Being Frank: We Are All Connected

For those of you who still don’t think Puget Sound and the ocean environments are in trouble, here’s some food for thought: If a dead orca were to wash up on your local beach, technically, it would have to be handled as toxic waste. Concentrations of poisons are so high in local orcas that the whale might have to be disposed of in a special incinerator used to clean up material from highly polluted Super-Fund sites.

How could it ever come to this? How could the mighty killer whale ever decline so far as to be listed as an endangered species? How could these magnificent animals, that thrill and amaze us all every time we see pods of them slash through the translucent Northwest waters, ever get so polluted?
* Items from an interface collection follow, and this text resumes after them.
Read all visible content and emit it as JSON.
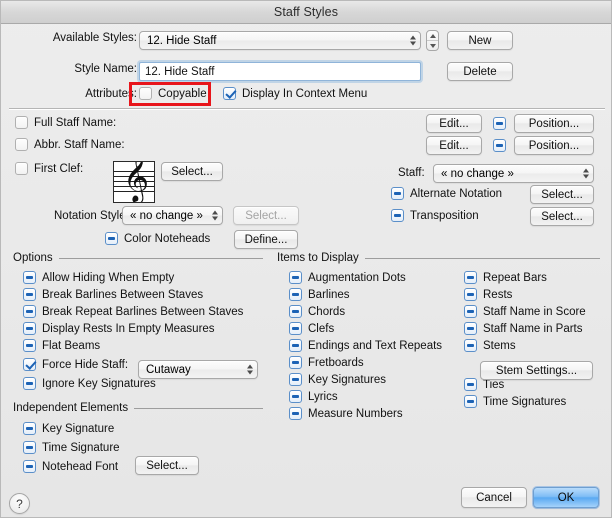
{
  "window": {
    "title": "Staff Styles"
  },
  "header": {
    "available_styles_label": "Available Styles:",
    "available_styles_value": "12.  Hide Staff",
    "style_name_label": "Style Name:",
    "style_name_value": "12.  Hide Staff",
    "attributes_label": "Attributes:",
    "copyable_label": "Copyable",
    "copyable_state": "off",
    "display_in_context_menu_label": "Display In Context Menu",
    "display_in_context_menu_state": "on",
    "new_button": "New",
    "delete_button": "Delete"
  },
  "names": {
    "full_staff_name_label": "Full Staff Name:",
    "full_staff_name_state": "off",
    "abbr_staff_name_label": "Abbr. Staff Name:",
    "abbr_staff_name_state": "off",
    "first_clef_label": "First Clef:",
    "first_clef_state": "off",
    "first_clef_select": "Select...",
    "notation_style_label": "Notation Style:",
    "notation_style_value": "« no change »",
    "notation_style_select": "Select...",
    "color_noteheads_label": "Color Noteheads",
    "color_noteheads_state": "mixed",
    "color_noteheads_define": "Define...",
    "edit_button_1": "Edit...",
    "position_button_1": "Position...",
    "position_check_1": "mixed",
    "edit_button_2": "Edit...",
    "position_button_2": "Position...",
    "position_check_2": "mixed",
    "staff_label": "Staff:",
    "staff_value": "« no change »",
    "alternate_notation_label": "Alternate Notation",
    "alternate_notation_state": "mixed",
    "alternate_notation_select": "Select...",
    "transposition_label": "Transposition",
    "transposition_state": "mixed",
    "transposition_select": "Select..."
  },
  "options": {
    "group_title": "Options",
    "items": [
      {
        "label": "Allow Hiding When Empty",
        "state": "mixed"
      },
      {
        "label": "Break Barlines Between Staves",
        "state": "mixed"
      },
      {
        "label": "Break Repeat Barlines Between Staves",
        "state": "mixed"
      },
      {
        "label": "Display Rests In Empty Measures",
        "state": "mixed"
      },
      {
        "label": "Flat Beams",
        "state": "mixed"
      },
      {
        "label": "Force Hide Staff:",
        "state": "on"
      },
      {
        "label": "Ignore Key Signatures",
        "state": "mixed"
      }
    ],
    "force_hide_staff_value": "Cutaway"
  },
  "independent_elements": {
    "group_title": "Independent Elements",
    "items": [
      {
        "label": "Key Signature",
        "state": "mixed"
      },
      {
        "label": "Time Signature",
        "state": "mixed"
      },
      {
        "label": "Notehead Font",
        "state": "mixed"
      }
    ],
    "notehead_font_select": "Select..."
  },
  "items_to_display": {
    "group_title": "Items to Display",
    "column1": [
      {
        "label": "Augmentation Dots",
        "state": "mixed"
      },
      {
        "label": "Barlines",
        "state": "mixed"
      },
      {
        "label": "Chords",
        "state": "mixed"
      },
      {
        "label": "Clefs",
        "state": "mixed"
      },
      {
        "label": "Endings and Text Repeats",
        "state": "mixed"
      },
      {
        "label": "Fretboards",
        "state": "mixed"
      },
      {
        "label": "Key Signatures",
        "state": "mixed"
      },
      {
        "label": "Lyrics",
        "state": "mixed"
      },
      {
        "label": "Measure Numbers",
        "state": "mixed"
      }
    ],
    "column2": [
      {
        "label": "Repeat Bars",
        "state": "mixed"
      },
      {
        "label": "Rests",
        "state": "mixed"
      },
      {
        "label": "Staff Name in Score",
        "state": "mixed"
      },
      {
        "label": "Staff Name in Parts",
        "state": "mixed"
      },
      {
        "label": "Stems",
        "state": "mixed"
      },
      {
        "label": "Ties",
        "state": "mixed"
      },
      {
        "label": "Time Signatures",
        "state": "mixed"
      }
    ],
    "stem_settings_button": "Stem Settings..."
  },
  "footer": {
    "help_glyph": "?",
    "cancel_button": "Cancel",
    "ok_button": "OK"
  },
  "annotation": {
    "highlight_target": "Copyable checkbox"
  },
  "colors": {
    "accent_blue": "#1d63b5",
    "annotation_red": "#e8151b",
    "window_bg": "#ececec"
  }
}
The pollution of our whales is a story that began the first time a settler in the Northwest used DDT on his crops. It grew as more residents plastered the landscape with chemical pesticides and industrialists began discharging chemical-laden wastes into our rivers, streams and marine waters. It continued as the timber industry and thousands upon thousands of every day citizens treated trees, lawns and gardens with pesticides and herbicides. Oil was permitted to seep from supertankers, and from cars onto driveways, all without genuine regard to impacts on the environment. The reality was people thought the water was so vast that small amounts of pollutants would just disappear. But many of them do not break down and actually build up in the food chain. Public opinion polls tell us that 80 percent of the millions who inhabit our homeland think the waters that surround us are in good condition.

Well, 80 percent of the people are wrong.

The water the orcas swim in is polluted with everything from heavy metals and pesticides to oil and sewage. The most dire poisons to killer whales, scientists say, are organochlorines, a diverse group of chemicals manufactured for industrial and agricultural purposes, such as PCBs, and they’re among the most common poisons found in orca blubber.

I could recite a dozen such alphabetical concoctions, but the truly important thing to realize is that the orcas and other forms of wildlife are sick, and that we rely on the same food chain. As the great Chief Seattle once said, “All things are connected.”

Please, don’t wait for an orca to wash up on your beach before getting involved with efforts to turn the tide on Puget Sound or the ocean environment. The Puget Sound Partnership, which I co-chair along with State Ecology Director Jay Manning and former EPA Director Bill Ruckelshaus, has developed a list of priority actions you need to support, such as the implementation of salmon recovery plans, stricter oil prevention rules, restoration of 100 miles of Puget Sound shoreline and toxic sediment clean up. We’re engaged in an historic effort that you need to be part of, because everyone who lives here, without exception, is accountable for the stewardship of the environment we share. It’s time to become more aware of the problem, and to roll up your sleeves and get to work. Join an environmental organization or a watershed restoration group. Write to your elected officials. Vote for those who care. Most of all, teach your children that the orcas, and all other forms of wildlife, are our brothers and sisters, and we are all accountable for their health, well-being and survival.

Billy Frank Jr. is the chairman of the Northwest Indian Fisheries Commission.


For more information, contact: Steve Robinson or Tony Meyer, NWIFC (360) 438-1180